** Opening Input block **

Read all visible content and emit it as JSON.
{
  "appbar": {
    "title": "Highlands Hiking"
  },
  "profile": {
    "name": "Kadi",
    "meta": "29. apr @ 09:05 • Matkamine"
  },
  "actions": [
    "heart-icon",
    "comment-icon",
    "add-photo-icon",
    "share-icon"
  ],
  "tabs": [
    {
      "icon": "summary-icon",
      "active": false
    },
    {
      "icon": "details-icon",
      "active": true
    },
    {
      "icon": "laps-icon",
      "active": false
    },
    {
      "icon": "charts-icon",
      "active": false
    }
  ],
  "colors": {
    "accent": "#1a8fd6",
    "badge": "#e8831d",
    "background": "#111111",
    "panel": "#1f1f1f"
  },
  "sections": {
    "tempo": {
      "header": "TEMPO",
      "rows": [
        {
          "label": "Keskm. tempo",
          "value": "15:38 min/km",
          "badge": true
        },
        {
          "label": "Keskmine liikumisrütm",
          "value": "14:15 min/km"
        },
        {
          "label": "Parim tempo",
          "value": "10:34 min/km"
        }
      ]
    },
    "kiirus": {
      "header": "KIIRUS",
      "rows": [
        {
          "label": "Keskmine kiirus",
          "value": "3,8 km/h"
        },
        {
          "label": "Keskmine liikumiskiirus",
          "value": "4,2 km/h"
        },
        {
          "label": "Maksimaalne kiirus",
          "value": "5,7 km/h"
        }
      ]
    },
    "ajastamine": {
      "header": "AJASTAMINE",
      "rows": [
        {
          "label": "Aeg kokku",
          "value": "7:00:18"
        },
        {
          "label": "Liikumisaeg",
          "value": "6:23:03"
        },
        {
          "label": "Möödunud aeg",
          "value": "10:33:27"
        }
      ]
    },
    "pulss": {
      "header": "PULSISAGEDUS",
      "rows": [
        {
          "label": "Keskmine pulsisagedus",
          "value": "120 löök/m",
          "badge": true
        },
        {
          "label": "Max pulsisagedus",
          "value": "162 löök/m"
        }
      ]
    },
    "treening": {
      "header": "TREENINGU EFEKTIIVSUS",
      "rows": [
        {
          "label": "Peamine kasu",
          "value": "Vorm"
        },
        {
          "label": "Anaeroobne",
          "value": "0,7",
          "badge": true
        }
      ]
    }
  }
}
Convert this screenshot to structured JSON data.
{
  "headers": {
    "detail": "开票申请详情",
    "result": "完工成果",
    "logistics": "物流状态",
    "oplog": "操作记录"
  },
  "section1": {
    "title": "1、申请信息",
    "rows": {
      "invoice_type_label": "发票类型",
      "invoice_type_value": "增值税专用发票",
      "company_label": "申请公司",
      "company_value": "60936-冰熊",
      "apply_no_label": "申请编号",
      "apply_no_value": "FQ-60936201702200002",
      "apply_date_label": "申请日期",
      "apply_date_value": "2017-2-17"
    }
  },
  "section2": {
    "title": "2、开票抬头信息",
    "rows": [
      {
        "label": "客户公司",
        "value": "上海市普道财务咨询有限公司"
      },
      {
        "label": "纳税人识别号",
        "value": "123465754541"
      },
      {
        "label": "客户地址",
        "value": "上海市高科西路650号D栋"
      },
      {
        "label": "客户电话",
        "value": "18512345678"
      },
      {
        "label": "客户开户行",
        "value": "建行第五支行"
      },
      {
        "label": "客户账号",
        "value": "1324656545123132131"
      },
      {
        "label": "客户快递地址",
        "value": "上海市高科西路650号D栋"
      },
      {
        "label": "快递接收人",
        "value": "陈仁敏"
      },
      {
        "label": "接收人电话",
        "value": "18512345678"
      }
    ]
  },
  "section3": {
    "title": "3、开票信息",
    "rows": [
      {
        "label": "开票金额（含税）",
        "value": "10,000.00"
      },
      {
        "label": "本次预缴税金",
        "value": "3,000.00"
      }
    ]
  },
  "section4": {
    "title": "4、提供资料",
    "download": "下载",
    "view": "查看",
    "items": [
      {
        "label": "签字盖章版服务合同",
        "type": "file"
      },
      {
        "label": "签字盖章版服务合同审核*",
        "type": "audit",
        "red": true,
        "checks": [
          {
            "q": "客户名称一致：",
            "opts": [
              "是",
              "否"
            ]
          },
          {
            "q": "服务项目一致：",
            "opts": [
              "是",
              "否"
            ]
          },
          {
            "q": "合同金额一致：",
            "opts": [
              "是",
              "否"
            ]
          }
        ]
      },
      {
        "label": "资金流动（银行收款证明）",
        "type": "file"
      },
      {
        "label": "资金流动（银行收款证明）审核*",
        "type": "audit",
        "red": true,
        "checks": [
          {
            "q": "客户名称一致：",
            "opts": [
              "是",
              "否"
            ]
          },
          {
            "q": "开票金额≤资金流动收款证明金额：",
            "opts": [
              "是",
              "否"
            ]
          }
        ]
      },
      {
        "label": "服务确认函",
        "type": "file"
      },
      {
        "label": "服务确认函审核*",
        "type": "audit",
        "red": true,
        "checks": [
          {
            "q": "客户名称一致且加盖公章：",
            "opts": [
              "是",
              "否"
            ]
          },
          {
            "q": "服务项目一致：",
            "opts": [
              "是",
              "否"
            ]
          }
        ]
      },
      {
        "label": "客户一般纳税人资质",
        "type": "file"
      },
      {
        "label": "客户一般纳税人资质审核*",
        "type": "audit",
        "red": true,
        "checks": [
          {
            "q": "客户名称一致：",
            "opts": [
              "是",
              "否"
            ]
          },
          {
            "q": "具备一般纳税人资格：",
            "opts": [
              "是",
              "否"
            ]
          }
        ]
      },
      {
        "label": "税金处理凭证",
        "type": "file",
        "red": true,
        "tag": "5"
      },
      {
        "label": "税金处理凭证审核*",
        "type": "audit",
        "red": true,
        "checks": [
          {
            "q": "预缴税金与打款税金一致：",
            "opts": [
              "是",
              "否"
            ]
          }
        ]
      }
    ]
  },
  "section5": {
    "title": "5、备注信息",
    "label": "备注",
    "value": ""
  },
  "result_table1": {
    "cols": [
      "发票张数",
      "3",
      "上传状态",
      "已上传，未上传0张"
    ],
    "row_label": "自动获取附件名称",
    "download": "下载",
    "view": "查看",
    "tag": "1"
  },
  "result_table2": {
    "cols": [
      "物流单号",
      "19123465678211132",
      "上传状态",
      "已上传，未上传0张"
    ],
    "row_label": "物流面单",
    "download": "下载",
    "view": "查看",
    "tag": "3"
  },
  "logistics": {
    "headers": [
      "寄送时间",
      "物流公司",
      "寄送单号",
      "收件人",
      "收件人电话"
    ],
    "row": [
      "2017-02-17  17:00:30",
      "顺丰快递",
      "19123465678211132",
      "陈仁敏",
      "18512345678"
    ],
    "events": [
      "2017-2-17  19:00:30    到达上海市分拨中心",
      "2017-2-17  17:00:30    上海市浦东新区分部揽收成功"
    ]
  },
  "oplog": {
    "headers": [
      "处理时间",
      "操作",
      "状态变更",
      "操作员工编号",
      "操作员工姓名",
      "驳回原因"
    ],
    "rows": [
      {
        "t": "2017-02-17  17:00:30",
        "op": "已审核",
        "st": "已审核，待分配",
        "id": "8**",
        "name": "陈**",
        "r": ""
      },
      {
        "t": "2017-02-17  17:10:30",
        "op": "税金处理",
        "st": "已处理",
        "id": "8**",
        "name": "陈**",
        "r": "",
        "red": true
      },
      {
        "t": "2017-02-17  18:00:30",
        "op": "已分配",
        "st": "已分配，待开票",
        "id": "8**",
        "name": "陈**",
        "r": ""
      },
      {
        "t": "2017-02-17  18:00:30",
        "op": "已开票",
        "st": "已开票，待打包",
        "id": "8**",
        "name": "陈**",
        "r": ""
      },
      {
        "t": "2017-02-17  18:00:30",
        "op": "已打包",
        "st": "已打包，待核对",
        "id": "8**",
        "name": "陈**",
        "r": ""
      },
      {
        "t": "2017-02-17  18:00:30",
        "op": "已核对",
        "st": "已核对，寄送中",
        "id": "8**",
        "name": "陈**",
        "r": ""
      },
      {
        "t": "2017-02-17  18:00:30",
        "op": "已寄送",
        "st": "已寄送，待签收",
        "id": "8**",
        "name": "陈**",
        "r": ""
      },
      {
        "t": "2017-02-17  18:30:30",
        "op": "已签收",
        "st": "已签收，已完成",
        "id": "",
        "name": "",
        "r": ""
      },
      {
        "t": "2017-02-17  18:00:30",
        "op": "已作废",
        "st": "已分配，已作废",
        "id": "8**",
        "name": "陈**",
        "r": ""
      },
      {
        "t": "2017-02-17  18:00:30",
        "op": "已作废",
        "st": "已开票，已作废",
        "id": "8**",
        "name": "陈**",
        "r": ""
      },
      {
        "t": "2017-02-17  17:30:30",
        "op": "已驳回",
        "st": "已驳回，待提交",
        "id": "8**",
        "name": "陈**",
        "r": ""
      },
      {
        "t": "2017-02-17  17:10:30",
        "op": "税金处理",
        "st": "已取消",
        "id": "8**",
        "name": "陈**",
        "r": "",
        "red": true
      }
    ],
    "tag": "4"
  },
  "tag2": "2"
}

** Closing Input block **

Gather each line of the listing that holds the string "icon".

● **Task solution**:
    "heart-icon",
    "comment-icon",
    "add-photo-icon",
    "share-icon"
      "icon": "summary-icon",
      "icon": "details-icon",
      "icon": "laps-icon",
      "icon": "charts-icon",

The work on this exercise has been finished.